• [DATA SECTION]:
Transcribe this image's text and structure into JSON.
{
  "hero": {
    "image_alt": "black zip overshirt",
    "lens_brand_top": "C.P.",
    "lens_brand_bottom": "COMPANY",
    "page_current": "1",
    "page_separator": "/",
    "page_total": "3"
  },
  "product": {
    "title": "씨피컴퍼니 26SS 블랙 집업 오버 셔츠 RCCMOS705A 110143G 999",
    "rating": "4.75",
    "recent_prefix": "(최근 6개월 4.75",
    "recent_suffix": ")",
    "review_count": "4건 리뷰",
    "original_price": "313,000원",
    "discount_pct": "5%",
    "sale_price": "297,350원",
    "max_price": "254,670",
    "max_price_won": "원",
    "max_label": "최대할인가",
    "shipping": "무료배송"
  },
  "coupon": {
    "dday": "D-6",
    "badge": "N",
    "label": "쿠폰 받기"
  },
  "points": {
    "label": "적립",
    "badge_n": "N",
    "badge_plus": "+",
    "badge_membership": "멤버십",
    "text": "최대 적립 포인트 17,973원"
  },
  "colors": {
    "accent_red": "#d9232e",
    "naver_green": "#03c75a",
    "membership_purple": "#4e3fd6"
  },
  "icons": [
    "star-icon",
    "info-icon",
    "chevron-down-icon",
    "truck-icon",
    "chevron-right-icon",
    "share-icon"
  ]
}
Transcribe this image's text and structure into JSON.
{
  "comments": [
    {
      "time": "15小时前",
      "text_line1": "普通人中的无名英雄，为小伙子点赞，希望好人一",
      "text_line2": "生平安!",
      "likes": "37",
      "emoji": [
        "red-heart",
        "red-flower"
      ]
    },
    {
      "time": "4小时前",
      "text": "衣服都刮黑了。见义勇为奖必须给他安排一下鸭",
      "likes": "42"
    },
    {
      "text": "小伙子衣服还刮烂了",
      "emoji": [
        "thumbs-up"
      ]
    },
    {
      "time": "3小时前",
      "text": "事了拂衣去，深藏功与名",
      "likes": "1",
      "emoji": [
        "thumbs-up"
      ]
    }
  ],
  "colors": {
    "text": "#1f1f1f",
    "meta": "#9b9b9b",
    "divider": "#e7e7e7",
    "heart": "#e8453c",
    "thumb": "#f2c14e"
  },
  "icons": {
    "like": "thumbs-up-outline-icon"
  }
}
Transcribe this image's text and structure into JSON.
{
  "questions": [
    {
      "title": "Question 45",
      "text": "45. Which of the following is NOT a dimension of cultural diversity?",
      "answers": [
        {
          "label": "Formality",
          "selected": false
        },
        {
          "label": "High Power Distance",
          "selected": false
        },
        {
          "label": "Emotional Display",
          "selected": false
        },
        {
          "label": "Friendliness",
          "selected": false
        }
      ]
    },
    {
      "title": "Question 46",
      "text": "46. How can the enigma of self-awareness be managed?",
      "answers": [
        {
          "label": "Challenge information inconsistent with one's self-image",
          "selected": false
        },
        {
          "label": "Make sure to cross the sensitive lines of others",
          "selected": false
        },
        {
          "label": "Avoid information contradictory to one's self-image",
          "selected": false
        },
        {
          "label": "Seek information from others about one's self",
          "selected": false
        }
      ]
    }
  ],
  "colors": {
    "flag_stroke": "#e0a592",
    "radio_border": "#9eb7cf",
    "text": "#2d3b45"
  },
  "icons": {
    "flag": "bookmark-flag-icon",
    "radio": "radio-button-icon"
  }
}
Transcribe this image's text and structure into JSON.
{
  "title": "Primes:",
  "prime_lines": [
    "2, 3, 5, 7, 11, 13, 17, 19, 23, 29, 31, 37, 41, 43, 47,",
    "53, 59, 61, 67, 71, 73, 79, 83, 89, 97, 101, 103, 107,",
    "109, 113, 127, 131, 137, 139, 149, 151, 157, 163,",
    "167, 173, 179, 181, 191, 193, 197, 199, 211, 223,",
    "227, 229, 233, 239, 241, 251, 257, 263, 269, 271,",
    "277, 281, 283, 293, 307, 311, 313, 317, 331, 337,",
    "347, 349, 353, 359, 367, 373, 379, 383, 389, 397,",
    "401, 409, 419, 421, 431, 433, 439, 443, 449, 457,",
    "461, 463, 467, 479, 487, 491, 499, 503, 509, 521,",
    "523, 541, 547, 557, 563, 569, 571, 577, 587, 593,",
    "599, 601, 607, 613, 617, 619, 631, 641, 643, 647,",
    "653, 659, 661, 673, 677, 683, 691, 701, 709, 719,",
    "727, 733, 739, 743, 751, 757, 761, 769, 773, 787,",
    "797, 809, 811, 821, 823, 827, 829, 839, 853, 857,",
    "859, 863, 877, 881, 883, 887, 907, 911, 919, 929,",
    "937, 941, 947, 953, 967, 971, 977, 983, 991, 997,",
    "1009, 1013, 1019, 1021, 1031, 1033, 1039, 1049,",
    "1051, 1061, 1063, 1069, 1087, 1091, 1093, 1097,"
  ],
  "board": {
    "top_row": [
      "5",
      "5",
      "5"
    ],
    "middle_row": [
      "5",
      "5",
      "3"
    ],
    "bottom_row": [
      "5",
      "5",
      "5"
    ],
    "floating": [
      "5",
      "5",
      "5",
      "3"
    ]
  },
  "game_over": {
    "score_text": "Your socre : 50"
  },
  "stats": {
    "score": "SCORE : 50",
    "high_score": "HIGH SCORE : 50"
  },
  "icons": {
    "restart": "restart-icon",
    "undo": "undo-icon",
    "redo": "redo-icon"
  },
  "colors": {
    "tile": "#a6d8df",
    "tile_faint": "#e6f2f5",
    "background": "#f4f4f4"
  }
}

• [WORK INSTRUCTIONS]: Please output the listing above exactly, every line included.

• [REPLY TO THE EXERCISE]:
Transcribe this image's text and structure into JSON.
{
  "hero": {
    "image_alt": "black zip overshirt",
    "lens_brand_top": "C.P.",
    "lens_brand_bottom": "COMPANY",
    "page_current": "1",
    "page_separator": "/",
    "page_total": "3"
  },
  "product": {
    "title": "씨피컴퍼니 26SS 블랙 집업 오버 셔츠 RCCMOS705A 110143G 999",
    "rating": "4.75",
    "recent_prefix": "(최근 6개월 4.75",
    "recent_suffix": ")",
    "review_count": "4건 리뷰",
    "original_price": "313,000원",
    "discount_pct": "5%",
    "sale_price": "297,350원",
    "max_price": "254,670",
    "max_price_won": "원",
    "max_label": "최대할인가",
    "shipping": "무료배송"
  },
  "coupon": {
    "dday": "D-6",
    "badge": "N",
    "label": "쿠폰 받기"
  },
  "points": {
    "label": "적립",
    "badge_n": "N",
    "badge_plus": "+",
    "badge_membership": "멤버십",
    "text": "최대 적립 포인트 17,973원"
  },
  "colors": {
    "accent_red": "#d9232e",
    "naver_green": "#03c75a",
    "membership_purple": "#4e3fd6"
  },
  "icons": [
    "star-icon",
    "info-icon",
    "chevron-down-icon",
    "truck-icon",
    "chevron-right-icon",
    "share-icon"
  ]
}
Transcribe this image's text and structure into JSON.
{
  "comments": [
    {
      "time": "15小时前",
      "text_line1": "普通人中的无名英雄，为小伙子点赞，希望好人一",
      "text_line2": "生平安!",
      "likes": "37",
      "emoji": [
        "red-heart",
        "red-flower"
      ]
    },
    {
      "time": "4小时前",
      "text": "衣服都刮黑了。见义勇为奖必须给他安排一下鸭",
      "likes": "42"
    },
    {
      "text": "小伙子衣服还刮烂了",
      "emoji": [
        "thumbs-up"
      ]
    },
    {
      "time": "3小时前",
      "text": "事了拂衣去，深藏功与名",
      "likes": "1",
      "emoji": [
        "thumbs-up"
      ]
    }
  ],
  "colors": {
    "text": "#1f1f1f",
    "meta": "#9b9b9b",
    "divider": "#e7e7e7",
    "heart": "#e8453c",
    "thumb": "#f2c14e"
  },
  "icons": {
    "like": "thumbs-up-outline-icon"
  }
}
Transcribe this image's text and structure into JSON.
{
  "questions": [
    {
      "title": "Question 45",
      "text": "45. Which of the following is NOT a dimension of cultural diversity?",
      "answers": [
        {
          "label": "Formality",
          "selected": false
        },
        {
          "label": "High Power Distance",
          "selected": false
        },
        {
          "label": "Emotional Display",
          "selected": false
        },
        {
          "label": "Friendliness",
          "selected": false
        }
      ]
    },
    {
      "title": "Question 46",
      "text": "46. How can the enigma of self-awareness be managed?",
      "answers": [
        {
          "label": "Challenge information inconsistent with one's self-image",
          "selected": false
        },
        {
          "label": "Make sure to cross the sensitive lines of others",
          "selected": false
        },
        {
          "label": "Avoid information contradictory to one's self-image",
          "selected": false
        },
        {
          "label": "Seek information from others about one's self",
          "selected": false
        }
      ]
    }
  ],
  "colors": {
    "flag_stroke": "#e0a592",
    "radio_border": "#9eb7cf",
    "text": "#2d3b45"
  },
  "icons": {
    "flag": "bookmark-flag-icon",
    "radio": "radio-button-icon"
  }
}
Transcribe this image's text and structure into JSON.
{
  "title": "Primes:",
  "prime_lines": [
    "2, 3, 5, 7, 11, 13, 17, 19, 23, 29, 31, 37, 41, 43, 47,",
    "53, 59, 61, 67, 71, 73, 79, 83, 89, 97, 101, 103, 107,",
    "109, 113, 127, 131, 137, 139, 149, 151, 157, 163,",
    "167, 173, 179, 181, 191, 193, 197, 199, 211, 223,",
    "227, 229, 233, 239, 241, 251, 257, 263, 269, 271,",
    "277, 281, 283, 293, 307, 311, 313, 317, 331, 337,",
    "347, 349, 353, 359, 367, 373, 379, 383, 389, 397,",
    "401, 409, 419, 421, 431, 433, 439, 443, 449, 457,",
    "461, 463, 467, 479, 487, 491, 499, 503, 509, 521,",
    "523, 541, 547, 557, 563, 569, 571, 577, 587, 593,",
    "599, 601, 607, 613, 617, 619, 631, 641, 643, 647,",
    "653, 659, 661, 673, 677, 683, 691, 701, 709, 719,",
    "727, 733, 739, 743, 751, 757, 761, 769, 773, 787,",
    "797, 809, 811, 821, 823, 827, 829, 839, 853, 857,",
    "859, 863, 877, 881, 883, 887, 907, 911, 919, 929,",
    "937, 941, 947, 953, 967, 971, 977, 983, 991, 997,",
    "1009, 1013, 1019, 1021, 1031, 1033, 1039, 1049,",
    "1051, 1061, 1063, 1069, 1087, 1091, 1093, 1097,"
  ],
  "board": {
    "top_row": [
      "5",
      "5",
      "5"
    ],
    "middle_row": [
      "5",
      "5",
      "3"
    ],
    "bottom_row": [
      "5",
      "5",
      "5"
    ],
    "floating": [
      "5",
      "5",
      "5",
      "3"
    ]
  },
  "game_over": {
    "score_text": "Your socre : 50"
  },
  "stats": {
    "score": "SCORE : 50",
    "high_score": "HIGH SCORE : 50"
  },
  "icons": {
    "restart": "restart-icon",
    "undo": "undo-icon",
    "redo": "redo-icon"
  },
  "colors": {
    "tile": "#a6d8df",
    "tile_faint": "#e6f2f5",
    "background": "#f4f4f4"
  }
}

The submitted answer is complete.